____ Data for this task

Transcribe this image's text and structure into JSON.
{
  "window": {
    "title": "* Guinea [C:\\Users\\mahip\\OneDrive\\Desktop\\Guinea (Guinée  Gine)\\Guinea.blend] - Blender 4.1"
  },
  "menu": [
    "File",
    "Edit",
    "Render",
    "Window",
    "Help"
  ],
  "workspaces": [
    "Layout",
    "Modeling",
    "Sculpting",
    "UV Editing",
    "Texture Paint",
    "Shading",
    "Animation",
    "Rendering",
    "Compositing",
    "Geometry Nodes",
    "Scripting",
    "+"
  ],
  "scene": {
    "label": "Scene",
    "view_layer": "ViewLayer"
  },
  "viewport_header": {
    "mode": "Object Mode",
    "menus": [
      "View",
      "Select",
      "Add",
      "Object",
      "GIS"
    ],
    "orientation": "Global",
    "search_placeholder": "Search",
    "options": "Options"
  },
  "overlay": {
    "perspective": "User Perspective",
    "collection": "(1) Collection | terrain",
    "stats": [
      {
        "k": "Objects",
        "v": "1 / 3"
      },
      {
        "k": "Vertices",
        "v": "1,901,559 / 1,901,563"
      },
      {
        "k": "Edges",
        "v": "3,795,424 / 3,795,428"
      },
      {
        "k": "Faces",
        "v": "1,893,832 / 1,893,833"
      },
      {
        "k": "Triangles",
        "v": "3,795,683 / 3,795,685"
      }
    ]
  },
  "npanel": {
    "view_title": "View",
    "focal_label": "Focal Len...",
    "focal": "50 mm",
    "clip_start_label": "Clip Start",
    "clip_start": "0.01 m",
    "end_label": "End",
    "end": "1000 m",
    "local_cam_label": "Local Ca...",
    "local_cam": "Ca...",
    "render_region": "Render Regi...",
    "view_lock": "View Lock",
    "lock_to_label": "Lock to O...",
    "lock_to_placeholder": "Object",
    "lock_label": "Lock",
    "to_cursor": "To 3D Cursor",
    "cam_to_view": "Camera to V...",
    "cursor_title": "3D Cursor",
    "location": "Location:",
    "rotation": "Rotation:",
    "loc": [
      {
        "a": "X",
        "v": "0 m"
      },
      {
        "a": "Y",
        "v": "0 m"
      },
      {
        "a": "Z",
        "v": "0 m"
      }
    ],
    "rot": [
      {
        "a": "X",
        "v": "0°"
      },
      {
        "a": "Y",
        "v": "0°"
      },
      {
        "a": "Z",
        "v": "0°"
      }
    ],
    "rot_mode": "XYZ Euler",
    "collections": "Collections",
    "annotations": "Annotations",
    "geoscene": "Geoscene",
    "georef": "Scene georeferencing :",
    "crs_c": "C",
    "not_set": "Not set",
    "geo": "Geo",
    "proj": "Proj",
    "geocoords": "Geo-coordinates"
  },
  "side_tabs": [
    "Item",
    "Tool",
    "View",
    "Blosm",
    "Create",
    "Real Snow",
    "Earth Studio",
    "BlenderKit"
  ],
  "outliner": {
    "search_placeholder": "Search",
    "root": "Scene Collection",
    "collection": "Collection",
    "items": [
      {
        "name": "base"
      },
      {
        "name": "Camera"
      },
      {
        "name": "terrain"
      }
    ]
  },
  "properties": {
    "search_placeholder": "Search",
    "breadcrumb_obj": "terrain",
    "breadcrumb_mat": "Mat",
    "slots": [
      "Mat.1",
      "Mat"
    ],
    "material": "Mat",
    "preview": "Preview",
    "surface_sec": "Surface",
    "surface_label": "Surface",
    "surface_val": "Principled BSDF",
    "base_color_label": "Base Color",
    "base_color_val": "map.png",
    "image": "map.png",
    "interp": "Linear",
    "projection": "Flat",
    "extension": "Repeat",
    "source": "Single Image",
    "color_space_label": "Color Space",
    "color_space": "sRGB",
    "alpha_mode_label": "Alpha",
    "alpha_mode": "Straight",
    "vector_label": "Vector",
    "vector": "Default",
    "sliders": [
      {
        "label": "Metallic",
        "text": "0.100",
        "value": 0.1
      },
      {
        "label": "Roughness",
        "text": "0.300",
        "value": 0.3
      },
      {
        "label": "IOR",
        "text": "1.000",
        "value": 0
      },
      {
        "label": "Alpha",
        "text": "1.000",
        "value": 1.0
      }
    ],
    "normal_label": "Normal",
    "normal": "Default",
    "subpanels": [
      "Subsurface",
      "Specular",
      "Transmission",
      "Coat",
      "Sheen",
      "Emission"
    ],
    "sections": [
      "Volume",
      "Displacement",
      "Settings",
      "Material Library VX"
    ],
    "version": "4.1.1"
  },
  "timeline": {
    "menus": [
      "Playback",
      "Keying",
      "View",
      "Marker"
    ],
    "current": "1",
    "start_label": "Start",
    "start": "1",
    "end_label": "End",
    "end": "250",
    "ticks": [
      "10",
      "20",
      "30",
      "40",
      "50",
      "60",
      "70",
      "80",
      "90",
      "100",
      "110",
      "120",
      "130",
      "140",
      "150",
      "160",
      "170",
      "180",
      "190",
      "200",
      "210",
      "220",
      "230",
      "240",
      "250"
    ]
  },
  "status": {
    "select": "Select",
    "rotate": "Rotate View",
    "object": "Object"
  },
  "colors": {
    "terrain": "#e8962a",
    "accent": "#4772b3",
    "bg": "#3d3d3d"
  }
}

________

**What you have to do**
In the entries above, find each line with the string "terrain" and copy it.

**Response area**
    "collection": "(1) Collection | terrain",
        "name": "terrain"
    "breadcrumb_obj": "terrain",
    "terrain": "#e8962a",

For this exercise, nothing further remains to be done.